# EXERCISE INSTRUCTIONS
Leave the images out, and copy each of the records below exactly.

# Dataset rows describing interfaces
════════

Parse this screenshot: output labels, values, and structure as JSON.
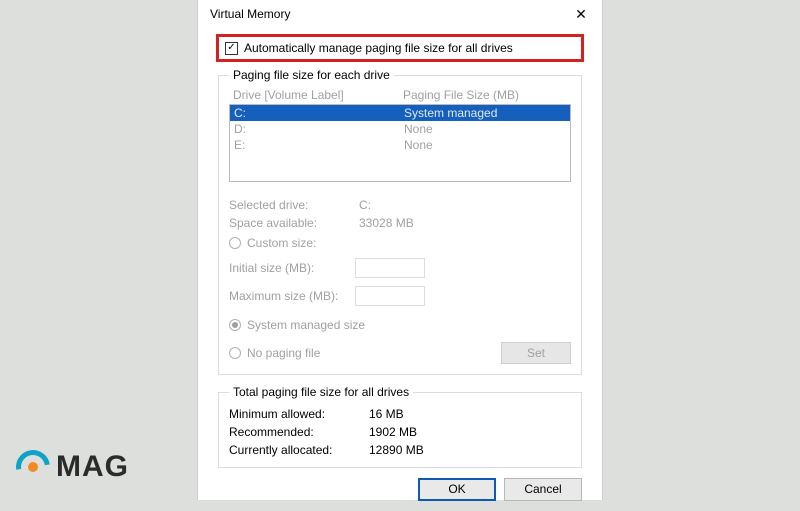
{
  "window": {
    "title": "Virtual Memory"
  },
  "auto_checkbox": {
    "checked": true,
    "label": "Automatically manage paging file size for all drives"
  },
  "drive_group": {
    "legend": "Paging file size for each drive",
    "header_drive": "Drive  [Volume Label]",
    "header_size": "Paging File Size (MB)",
    "rows": [
      {
        "drive": "C:",
        "size": "System managed",
        "selected": true
      },
      {
        "drive": "D:",
        "size": "None",
        "selected": false
      },
      {
        "drive": "E:",
        "size": "None",
        "selected": false
      }
    ],
    "selected_drive_label": "Selected drive:",
    "selected_drive_value": "C:",
    "space_available_label": "Space available:",
    "space_available_value": "33028 MB",
    "custom_size_label": "Custom size:",
    "initial_label": "Initial size (MB):",
    "maximum_label": "Maximum size (MB):",
    "system_managed_label": "System managed size",
    "no_paging_label": "No paging file",
    "set_label": "Set"
  },
  "totals": {
    "legend": "Total paging file size for all drives",
    "min_label": "Minimum allowed:",
    "min_value": "16 MB",
    "rec_label": "Recommended:",
    "rec_value": "1902 MB",
    "cur_label": "Currently allocated:",
    "cur_value": "12890 MB"
  },
  "buttons": {
    "ok": "OK",
    "cancel": "Cancel"
  },
  "logo_text": "MAG"
}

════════

# TASK ANSWER
Parse this screenshot: output labels, values, and structure as JSON.
{
  "window": {
    "title": "Virtual Memory"
  },
  "auto_checkbox": {
    "checked": true,
    "label": "Automatically manage paging file size for all drives"
  },
  "drive_group": {
    "legend": "Paging file size for each drive",
    "header_drive": "Drive  [Volume Label]",
    "header_size": "Paging File Size (MB)",
    "rows": [
      {
        "drive": "C:",
        "size": "System managed",
        "selected": true
      },
      {
        "drive": "D:",
        "size": "None",
        "selected": false
      },
      {
        "drive": "E:",
        "size": "None",
        "selected": false
      }
    ],
    "selected_drive_label": "Selected drive:",
    "selected_drive_value": "C:",
    "space_available_label": "Space available:",
    "space_available_value": "33028 MB",
    "custom_size_label": "Custom size:",
    "initial_label": "Initial size (MB):",
    "maximum_label": "Maximum size (MB):",
    "system_managed_label": "System managed size",
    "no_paging_label": "No paging file",
    "set_label": "Set"
  },
  "totals": {
    "legend": "Total paging file size for all drives",
    "min_label": "Minimum allowed:",
    "min_value": "16 MB",
    "rec_label": "Recommended:",
    "rec_value": "1902 MB",
    "cur_label": "Currently allocated:",
    "cur_value": "12890 MB"
  },
  "buttons": {
    "ok": "OK",
    "cancel": "Cancel"
  },
  "logo_text": "MAG"
}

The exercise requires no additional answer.